Rep. Tom Rooney (R-Fla.), an outspoken opponent of the second engine that the Pentagon is working to kill, reiterated yesterday that he did not propose an amendment to strike the alternate-engine language because it does not amount to actual funding, which would need to be provided in the budget-setting defense appropriations bill (Defense Daily, May 25).

“Should subsequent budgets seek actual funds for a second engine, we will fight those battles as they come,” Rooney said.

The House Appropriations Defense subcommittee will take Congress’ first whack at that appropriations legislation next Wednesday.

The White House’s Office of Management and Budget (OMB) in a Statement of Administration Policy (SAP) issued Tuesday threatens a veto over a section of the House’s defense authorization bill that would ban the Pentagon from spending money on “performance improvements” to the main F135 engine, made by Pratt & Whitney [UTX], if the defense secretary also does not support the alternate engine (Defense Daily, May 26).

The Pentagon terminated the second-engine program last month after Congress voted to kill FY ’11 funding for it. General Electric and Rolls-Royce, though, have pledge to spend their own money to develop it in FY ’12.

The OMB also said the president could veto the defense authorization bill over provisions tied to nuclear force levels and military detainees.

Rep. Michael Turner (R-Ohio), chairman of the HASC Strategic Forces subcommittee, shot back at the OMB’s criticism of bill provisions the administration says would impinge on Obama’s authorization to implement the New START Treaty with Russia and set U.S. nuclear weapons policy. The SAP says conditions in the bill are “onerous,” including one that would require the completion and operation of the next-generation of nuclear facilities before excess weapons are dismantled.

During debate on the bill this week, the House rejected amendments intended to strike funding for weapons programs. Those include a proposal from HASC Strategic Forces subcommittee Ranking Member Loretta Sanchez (D-Calif.) to eliminate a $100 million boost to the Pentagon’s request for the Ground-based Midcourse Defense system, which the House killed via a 184-234 vote yesterday.

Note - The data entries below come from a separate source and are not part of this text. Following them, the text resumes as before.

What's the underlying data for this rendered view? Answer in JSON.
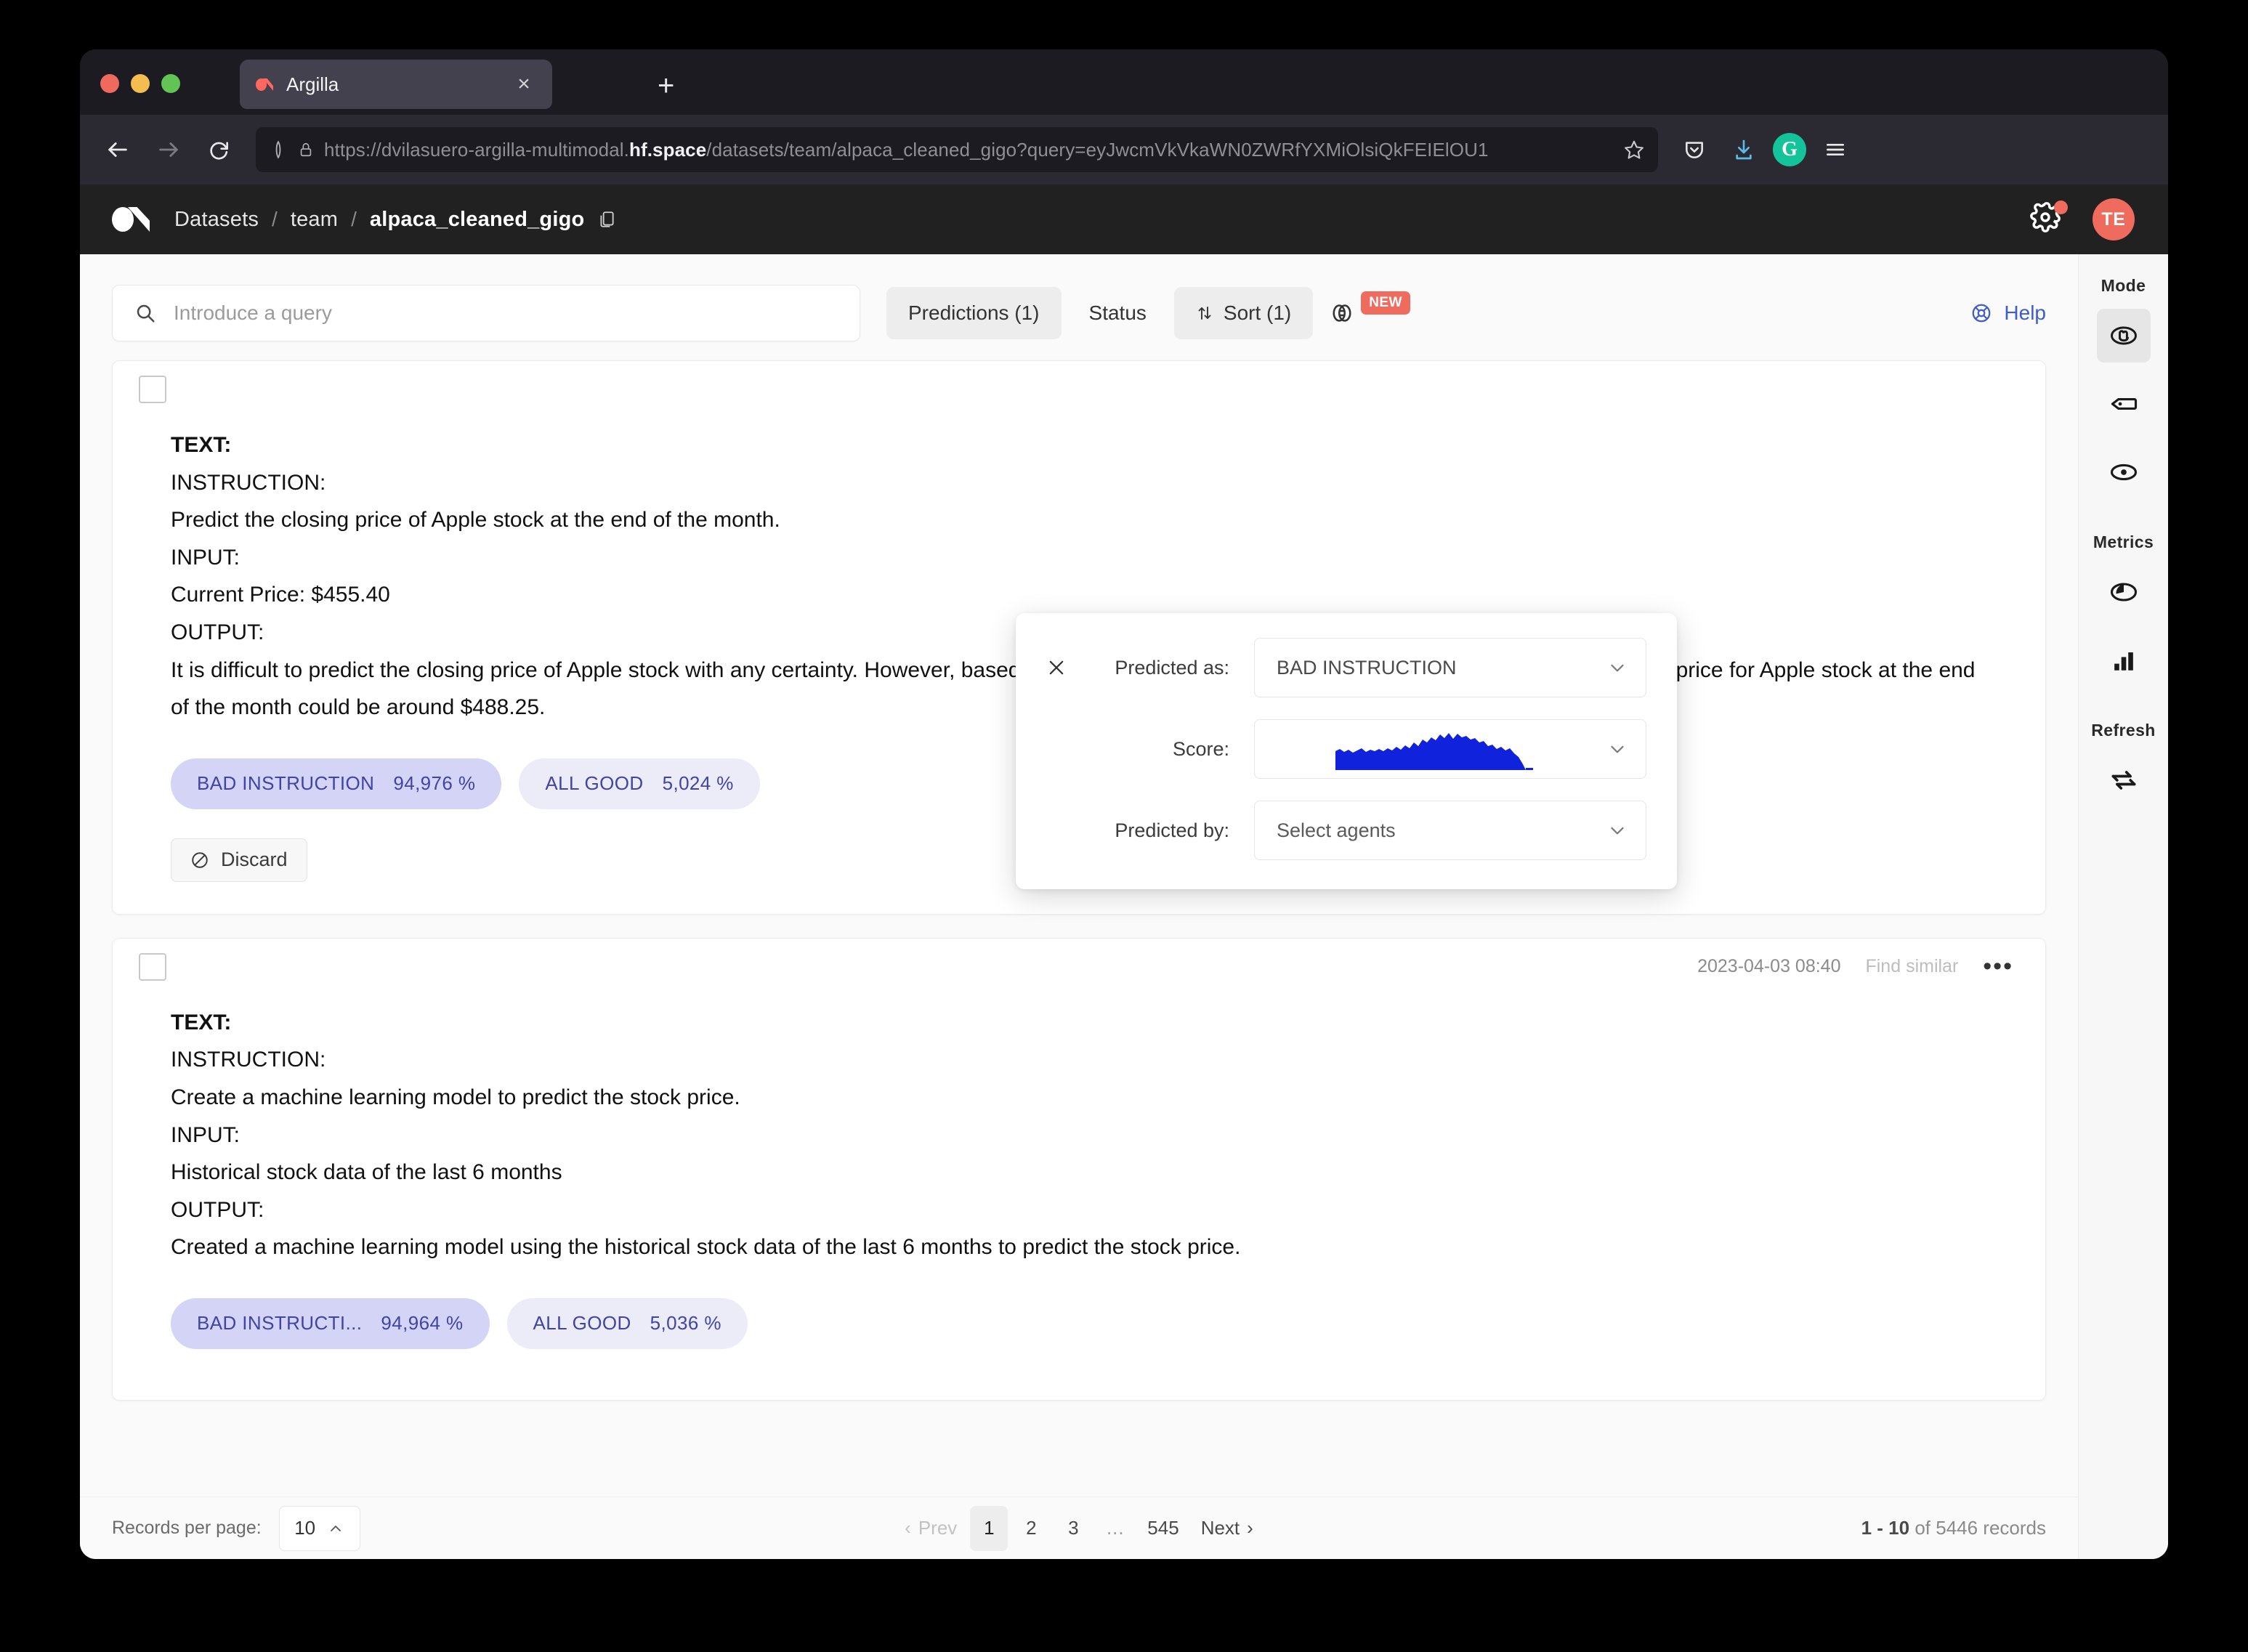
{
  "browser": {
    "tab": {
      "title": "Argilla",
      "favicon": "argilla-favicon",
      "close": "×"
    },
    "newtab_label": "+",
    "url": {
      "prefix": "https://dvilasuero-argilla-multimodal.",
      "host_bold": "hf.space",
      "suffix": "/datasets/team/alpaca_cleaned_gigo?query=eyJwcmVkVkaWN0ZWRfYXMiOlsiQkFEIElOU1"
    },
    "nav": {
      "back": "back-arrow",
      "forward": "forward-arrow",
      "reload": "reload-icon",
      "shield": "shield-icon",
      "lock": "lock-icon",
      "star": "bookmark-star-icon",
      "pocket": "pocket-icon",
      "downloads": "download-icon",
      "grammarly": "G",
      "menu": "hamburger-menu-icon"
    }
  },
  "app_header": {
    "logo": "argilla-logo",
    "breadcrumb": [
      {
        "label": "Datasets",
        "current": false
      },
      {
        "label": "team",
        "current": false
      },
      {
        "label": "alpaca_cleaned_gigo",
        "current": true
      }
    ],
    "separator": "/",
    "copy_icon": "copy-icon",
    "settings_icon": "gear-icon",
    "avatar_initials": "TE"
  },
  "toolbar": {
    "search_placeholder": "Introduce a query",
    "search_icon": "search-icon",
    "filters": [
      {
        "label": "Predictions (1)",
        "active": true
      },
      {
        "label": "Status",
        "active": false
      },
      {
        "label": "Sort (1)",
        "active": true,
        "icon": "sort-icon"
      }
    ],
    "similarity_icon": "similarity-icon",
    "new_badge": "NEW",
    "help_label": "Help",
    "help_icon": "lifebuoy-icon"
  },
  "predictions_panel": {
    "close_icon": "close-icon",
    "rows": [
      {
        "label": "Predicted as:",
        "value": "BAD INSTRUCTION",
        "type": "select"
      },
      {
        "label": "Score:",
        "value": "",
        "type": "histogram"
      },
      {
        "label": "Predicted by:",
        "value": "Select agents",
        "type": "select"
      }
    ],
    "caret_icon": "chevron-down-icon",
    "histogram_color": "#1122dd"
  },
  "records": [
    {
      "date": "",
      "find_similar": "",
      "lines": [
        {
          "text": "TEXT:",
          "bold": true
        },
        {
          "text": "INSTRUCTION:",
          "bold": false
        },
        {
          "text": "Predict the closing price of Apple stock at the end of the month.",
          "bold": false
        },
        {
          "text": "INPUT:",
          "bold": false
        },
        {
          "text": "Current Price: $455.40",
          "bold": false
        },
        {
          "text": "OUTPUT:",
          "bold": false
        },
        {
          "text": "It is difficult to predict the closing price of Apple stock with any certainty. However, based on historical performance and market trends, the estimated closing price for Apple stock at the end of the month could be around $488.25.",
          "bold": false
        }
      ],
      "pills": [
        {
          "label": "BAD INSTRUCTION",
          "score": "94,976 %",
          "primary": true
        },
        {
          "label": "ALL GOOD",
          "score": "5,024 %",
          "primary": false
        }
      ],
      "discard_label": "Discard",
      "discard_icon": "discard-icon",
      "show_discard": true,
      "show_meta": false
    },
    {
      "date": "2023-04-03 08:40",
      "find_similar": "Find similar",
      "lines": [
        {
          "text": "TEXT:",
          "bold": true
        },
        {
          "text": "INSTRUCTION:",
          "bold": false
        },
        {
          "text": "Create a machine learning model to predict the stock price.",
          "bold": false
        },
        {
          "text": "INPUT:",
          "bold": false
        },
        {
          "text": "Historical stock data of the last 6 months",
          "bold": false
        },
        {
          "text": "OUTPUT:",
          "bold": false
        },
        {
          "text": "Created a machine learning model using the historical stock data of the last 6 months to predict the stock price.",
          "bold": false
        }
      ],
      "pills": [
        {
          "label": "BAD INSTRUCTI...",
          "score": "94,964 %",
          "primary": true
        },
        {
          "label": "ALL GOOD",
          "score": "5,036 %",
          "primary": false
        }
      ],
      "discard_label": "Discard",
      "discard_icon": "discard-icon",
      "show_discard": false,
      "show_meta": true,
      "more_icon": "more-options-icon"
    }
  ],
  "pagination": {
    "records_per_page_label": "Records per page:",
    "records_per_page_value": "10",
    "prev_label": "Prev",
    "next_label": "Next",
    "pages": [
      "1",
      "2",
      "3",
      "...",
      "545"
    ],
    "current_page": "1",
    "count_range": "1 - 10",
    "count_suffix": "of 5446 records"
  },
  "sidebar": {
    "sections": [
      {
        "title": "Mode",
        "items": [
          {
            "icon": "annotate-hand-icon",
            "active": true
          },
          {
            "icon": "tag-label-icon",
            "active": false
          },
          {
            "icon": "eye-explore-icon",
            "active": false
          }
        ]
      },
      {
        "title": "Metrics",
        "items": [
          {
            "icon": "pie-chart-icon",
            "active": false
          },
          {
            "icon": "bar-chart-icon",
            "active": false
          }
        ]
      },
      {
        "title": "Refresh",
        "items": [
          {
            "icon": "refresh-icon",
            "active": false
          }
        ]
      }
    ]
  }
}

Sanchez argued yesterday that the Pentagon’s Missile Defense Agency does not want the additional $100 million, which she charged House Republicans “rammed through” the bill.

“There was no compelling reason to increase these funds, when the Missile Defense Agency has acknowledged it is not even capable of capitalizing on additional funds,” she said.

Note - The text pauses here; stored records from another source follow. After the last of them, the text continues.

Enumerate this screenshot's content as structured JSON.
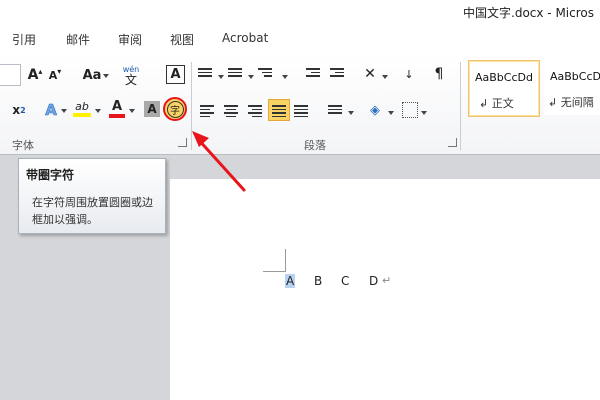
{
  "window": {
    "title": "中国文字.docx - Micros"
  },
  "tabs": [
    "引用",
    "邮件",
    "审阅",
    "视图",
    "Acrobat"
  ],
  "font_group": {
    "label": "字体",
    "buttons": {
      "grow_font": "A",
      "shrink_font": "A",
      "change_case": "Aa",
      "phonetic_guide": "wén",
      "phonetic_char": "文",
      "char_border": "A",
      "superscript": "x",
      "superscript_exp": "2",
      "text_effects": "A",
      "highlight": "ab",
      "font_color": "A",
      "char_shading": "A",
      "enclose_char": "字"
    }
  },
  "paragraph_group": {
    "label": "段落"
  },
  "styles": [
    {
      "sample": "AaBbCcDd",
      "name": "正文"
    },
    {
      "sample": "AaBbCcDc",
      "name": "无间隔"
    }
  ],
  "tooltip": {
    "title": "带圈字符",
    "body": "在字符周围放置圆圈或边框加以强调。"
  },
  "document": {
    "letters": [
      "A",
      "B",
      "C",
      "D"
    ],
    "paragraph_mark": "↵"
  },
  "colors": {
    "highlight_red": "#e8141b",
    "selection": "#b8d3f0",
    "active_button": "#fbd364"
  }
}
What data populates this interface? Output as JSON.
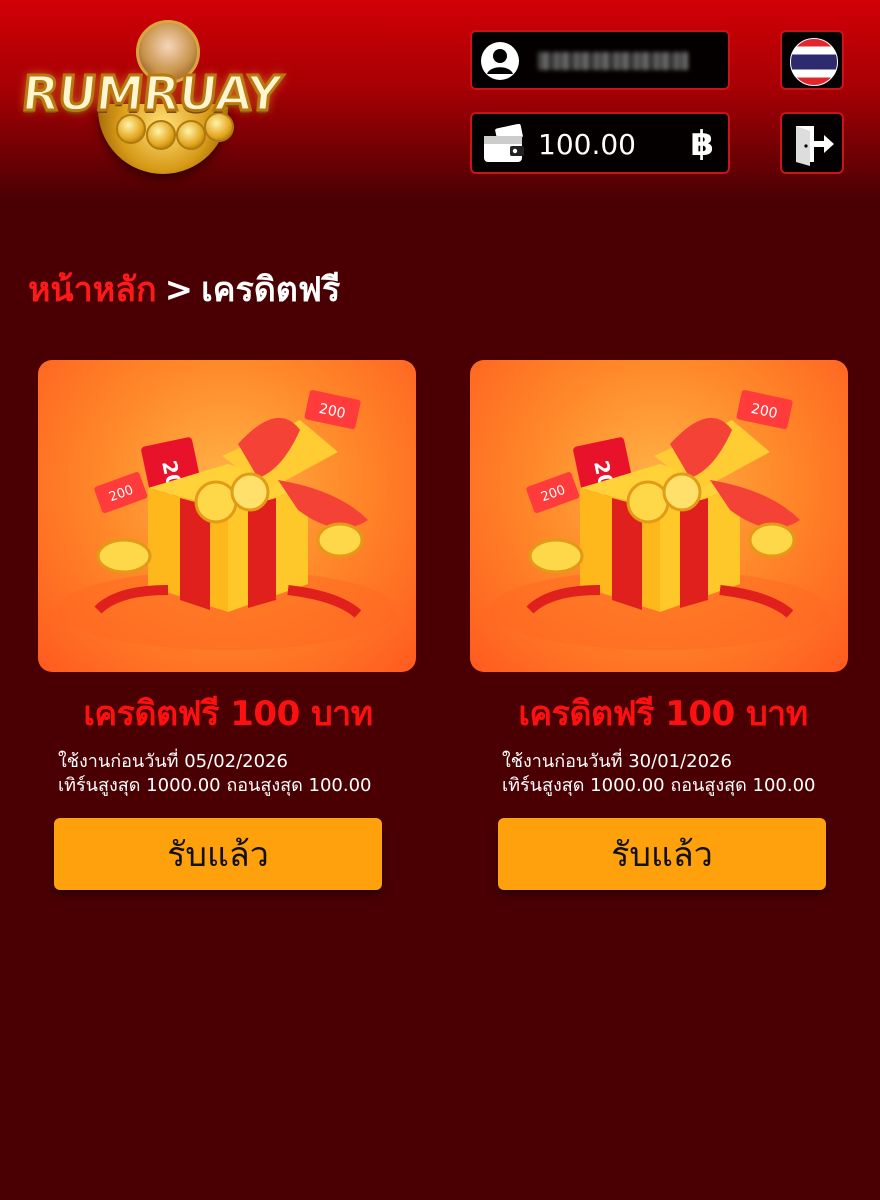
{
  "header": {
    "logo_text": "RUMRUAY",
    "balance": "100.00",
    "currency_symbol": "฿"
  },
  "breadcrumb": {
    "home": "หน้าหลัก",
    "separator": ">",
    "current": "เครดิตฟรี"
  },
  "cards": [
    {
      "title": "เครดิตฟรี 100 บาท",
      "expire_line": "ใช้งานก่อนวันที่ 05/02/2026",
      "limit_line": "เทิร์นสูงสุด 1000.00 ถอนสูงสุด 100.00",
      "button_label": "รับแล้ว",
      "ticket_label": "200"
    },
    {
      "title": "เครดิตฟรี 100 บาท",
      "expire_line": "ใช้งานก่อนวันที่ 30/01/2026",
      "limit_line": "เทิร์นสูงสุด 1000.00 ถอนสูงสุด 100.00",
      "button_label": "รับแล้ว",
      "ticket_label": "200"
    }
  ],
  "colors": {
    "page_bg": "#4a0003",
    "accent_red": "#ff1010",
    "button": "#ffa10d",
    "header_red": "#d10006"
  },
  "icons": [
    "user-icon",
    "wallet-icon",
    "thai-flag-icon",
    "logout-icon",
    "gift-box-illustration"
  ]
}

Another amendment from Rep. Lynn Woolsey (D-Calif.) that failed during a 83-334 vote Wednesday sought to eliminate procurement funding for the V-22 Osprey tiltrotor aircraft.

The chamber passed, by voice vote, an amendment from HASC member Rep. Rob Wittman (R-Va.) allowing the Navy to enter into multi-year contacts for the start of major construction of the Ford-class aircraft carriers CVN-79 and CVN-80.

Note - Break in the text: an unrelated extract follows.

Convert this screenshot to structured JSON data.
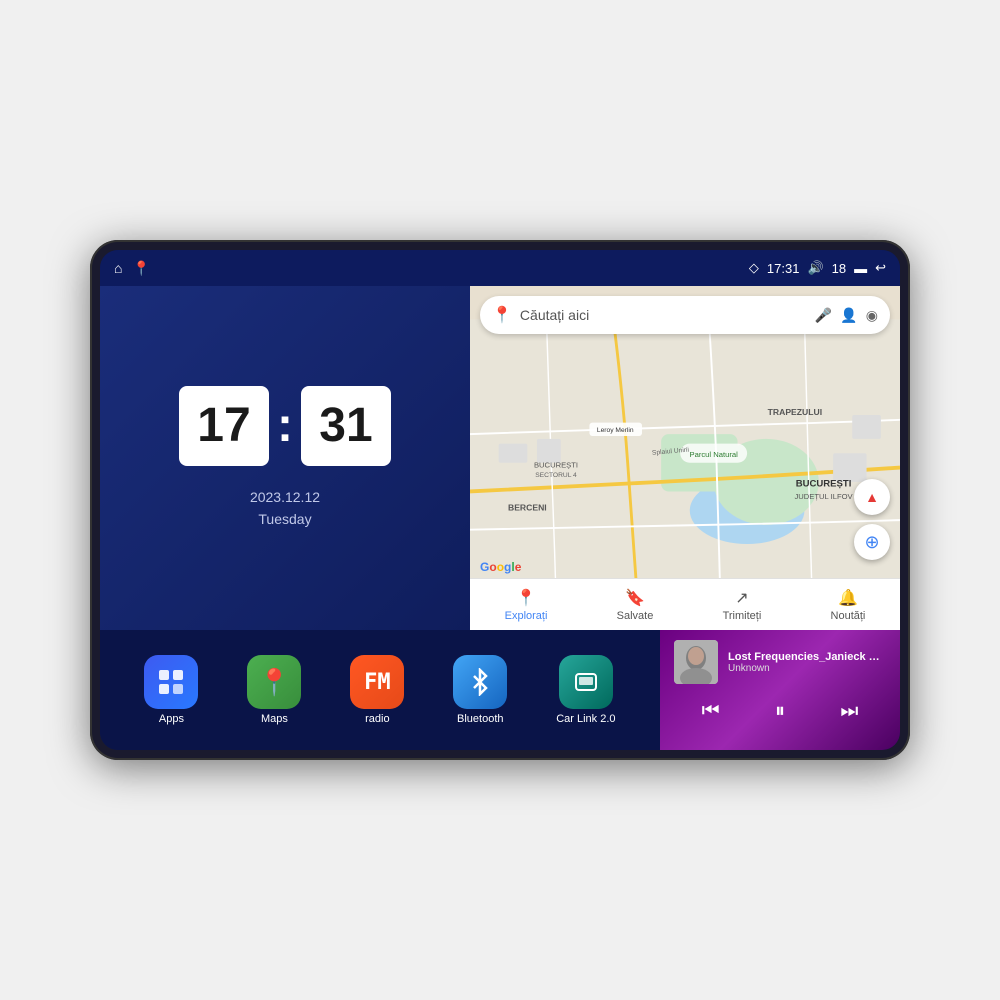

The House also endorsed an amendment from Rep. Rosa DeLauro (D-Conn.) expanding the entities that can’t receive Pentagon contracts to include those owned or controlled by the Chinese government.

The measure comes in response to buzz about the state-run China Aviation Industry Corp. (AVIC) talking with California-based U.S. Aerospace Inc. about offering China’s AC-313 helicopter for a new presidential chopper.

“With China making significant progress in the defense and aerospace industries, including a Chinese state-controlled company considering a bid for the contract for the next presidential helicopter, it is critical that we ensure U.S. national security is protected and that the highly skilled jobs and associated technologies in these industries are not outsourced overseas,” DeLauro said.